=== What is needed ===
Repeat each entry verbatim.

=== Stored data ===
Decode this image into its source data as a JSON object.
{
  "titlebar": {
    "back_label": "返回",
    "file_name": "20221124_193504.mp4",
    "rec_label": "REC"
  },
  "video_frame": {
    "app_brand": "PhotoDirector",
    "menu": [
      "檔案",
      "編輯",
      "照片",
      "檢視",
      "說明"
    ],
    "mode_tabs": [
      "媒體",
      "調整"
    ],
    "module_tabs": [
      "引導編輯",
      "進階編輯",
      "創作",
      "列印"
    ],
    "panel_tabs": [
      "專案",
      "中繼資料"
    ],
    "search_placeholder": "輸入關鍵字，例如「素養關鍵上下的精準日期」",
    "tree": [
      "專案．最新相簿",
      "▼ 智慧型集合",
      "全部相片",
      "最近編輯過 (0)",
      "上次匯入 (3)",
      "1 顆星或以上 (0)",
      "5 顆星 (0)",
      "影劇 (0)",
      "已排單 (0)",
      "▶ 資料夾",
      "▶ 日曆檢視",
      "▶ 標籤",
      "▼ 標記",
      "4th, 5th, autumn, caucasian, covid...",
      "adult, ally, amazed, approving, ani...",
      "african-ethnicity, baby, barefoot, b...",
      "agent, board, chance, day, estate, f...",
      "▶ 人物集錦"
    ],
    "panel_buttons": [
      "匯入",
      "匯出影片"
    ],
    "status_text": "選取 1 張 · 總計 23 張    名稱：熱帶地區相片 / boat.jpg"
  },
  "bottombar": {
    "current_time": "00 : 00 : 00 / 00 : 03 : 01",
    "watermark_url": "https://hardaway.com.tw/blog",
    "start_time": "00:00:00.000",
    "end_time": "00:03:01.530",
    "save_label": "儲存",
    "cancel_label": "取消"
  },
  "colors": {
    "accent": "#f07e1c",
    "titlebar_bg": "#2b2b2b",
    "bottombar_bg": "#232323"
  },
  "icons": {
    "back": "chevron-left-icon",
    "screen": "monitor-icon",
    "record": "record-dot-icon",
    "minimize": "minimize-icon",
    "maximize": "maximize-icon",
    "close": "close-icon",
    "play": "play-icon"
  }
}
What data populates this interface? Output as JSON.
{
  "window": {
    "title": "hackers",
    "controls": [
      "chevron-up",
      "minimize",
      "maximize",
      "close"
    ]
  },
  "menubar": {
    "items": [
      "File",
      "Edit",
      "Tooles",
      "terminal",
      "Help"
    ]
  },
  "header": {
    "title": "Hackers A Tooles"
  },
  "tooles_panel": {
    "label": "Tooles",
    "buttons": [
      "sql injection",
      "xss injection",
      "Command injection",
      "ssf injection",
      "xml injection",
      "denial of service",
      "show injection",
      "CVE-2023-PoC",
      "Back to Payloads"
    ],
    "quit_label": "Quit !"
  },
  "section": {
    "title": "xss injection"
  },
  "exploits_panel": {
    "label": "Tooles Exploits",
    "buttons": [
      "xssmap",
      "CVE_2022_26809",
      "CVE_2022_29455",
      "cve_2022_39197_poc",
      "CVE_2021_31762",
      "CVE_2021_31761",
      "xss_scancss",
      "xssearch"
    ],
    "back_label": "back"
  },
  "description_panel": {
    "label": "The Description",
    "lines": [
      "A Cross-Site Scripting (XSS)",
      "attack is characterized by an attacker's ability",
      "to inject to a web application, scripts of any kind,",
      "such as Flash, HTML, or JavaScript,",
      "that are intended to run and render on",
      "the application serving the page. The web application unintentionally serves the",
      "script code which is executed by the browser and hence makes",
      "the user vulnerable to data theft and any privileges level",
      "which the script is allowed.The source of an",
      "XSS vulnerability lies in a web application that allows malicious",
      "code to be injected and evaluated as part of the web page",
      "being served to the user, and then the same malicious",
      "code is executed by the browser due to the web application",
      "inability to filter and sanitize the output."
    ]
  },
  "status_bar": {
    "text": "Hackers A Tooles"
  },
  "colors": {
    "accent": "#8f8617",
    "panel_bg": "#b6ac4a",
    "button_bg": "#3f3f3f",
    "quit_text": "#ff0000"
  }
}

=== Solution to the exercise ===
Decode this image into its source data as a JSON object.
{
  "titlebar": {
    "back_label": "返回",
    "file_name": "20221124_193504.mp4",
    "rec_label": "REC"
  },
  "video_frame": {
    "app_brand": "PhotoDirector",
    "menu": [
      "檔案",
      "編輯",
      "照片",
      "檢視",
      "說明"
    ],
    "mode_tabs": [
      "媒體",
      "調整"
    ],
    "module_tabs": [
      "引導編輯",
      "進階編輯",
      "創作",
      "列印"
    ],
    "panel_tabs": [
      "專案",
      "中繼資料"
    ],
    "search_placeholder": "輸入關鍵字，例如「素養關鍵上下的精準日期」",
    "tree": [
      "專案．最新相簿",
      "▼ 智慧型集合",
      "全部相片",
      "最近編輯過 (0)",
      "上次匯入 (3)",
      "1 顆星或以上 (0)",
      "5 顆星 (0)",
      "影劇 (0)",
      "已排單 (0)",
      "▶ 資料夾",
      "▶ 日曆檢視",
      "▶ 標籤",
      "▼ 標記",
      "4th, 5th, autumn, caucasian, covid...",
      "adult, ally, amazed, approving, ani...",
      "african-ethnicity, baby, barefoot, b...",
      "agent, board, chance, day, estate, f...",
      "▶ 人物集錦"
    ],
    "panel_buttons": [
      "匯入",
      "匯出影片"
    ],
    "status_text": "選取 1 張 · 總計 23 張    名稱：熱帶地區相片 / boat.jpg"
  },
  "bottombar": {
    "current_time": "00 : 00 : 00 / 00 : 03 : 01",
    "watermark_url": "https://hardaway.com.tw/blog",
    "start_time": "00:00:00.000",
    "end_time": "00:03:01.530",
    "save_label": "儲存",
    "cancel_label": "取消"
  },
  "colors": {
    "accent": "#f07e1c",
    "titlebar_bg": "#2b2b2b",
    "bottombar_bg": "#232323"
  },
  "icons": {
    "back": "chevron-left-icon",
    "screen": "monitor-icon",
    "record": "record-dot-icon",
    "minimize": "minimize-icon",
    "maximize": "maximize-icon",
    "close": "close-icon",
    "play": "play-icon"
  }
}
What data populates this interface? Output as JSON.
{
  "window": {
    "title": "hackers",
    "controls": [
      "chevron-up",
      "minimize",
      "maximize",
      "close"
    ]
  },
  "menubar": {
    "items": [
      "File",
      "Edit",
      "Tooles",
      "terminal",
      "Help"
    ]
  },
  "header": {
    "title": "Hackers A Tooles"
  },
  "tooles_panel": {
    "label": "Tooles",
    "buttons": [
      "sql injection",
      "xss injection",
      "Command injection",
      "ssf injection",
      "xml injection",
      "denial of service",
      "show injection",
      "CVE-2023-PoC",
      "Back to Payloads"
    ],
    "quit_label": "Quit !"
  },
  "section": {
    "title": "xss injection"
  },
  "exploits_panel": {
    "label": "Tooles Exploits",
    "buttons": [
      "xssmap",
      "CVE_2022_26809",
      "CVE_2022_29455",
      "cve_2022_39197_poc",
      "CVE_2021_31762",
      "CVE_2021_31761",
      "xss_scancss",
      "xssearch"
    ],
    "back_label": "back"
  },
  "description_panel": {
    "label": "The Description",
    "lines": [
      "A Cross-Site Scripting (XSS)",
      "attack is characterized by an attacker's ability",
      "to inject to a web application, scripts of any kind,",
      "such as Flash, HTML, or JavaScript,",
      "that are intended to run and render on",
      "the application serving the page. The web application unintentionally serves the",
      "script code which is executed by the browser and hence makes",
      "the user vulnerable to data theft and any privileges level",
      "which the script is allowed.The source of an",
      "XSS vulnerability lies in a web application that allows malicious",
      "code to be injected and evaluated as part of the web page",
      "being served to the user, and then the same malicious",
      "code is executed by the browser due to the web application",
      "inability to filter and sanitize the output."
    ]
  },
  "status_bar": {
    "text": "Hackers A Tooles"
  },
  "colors": {
    "accent": "#8f8617",
    "panel_bg": "#b6ac4a",
    "button_bg": "#3f3f3f",
    "quit_text": "#ff0000"
  }
}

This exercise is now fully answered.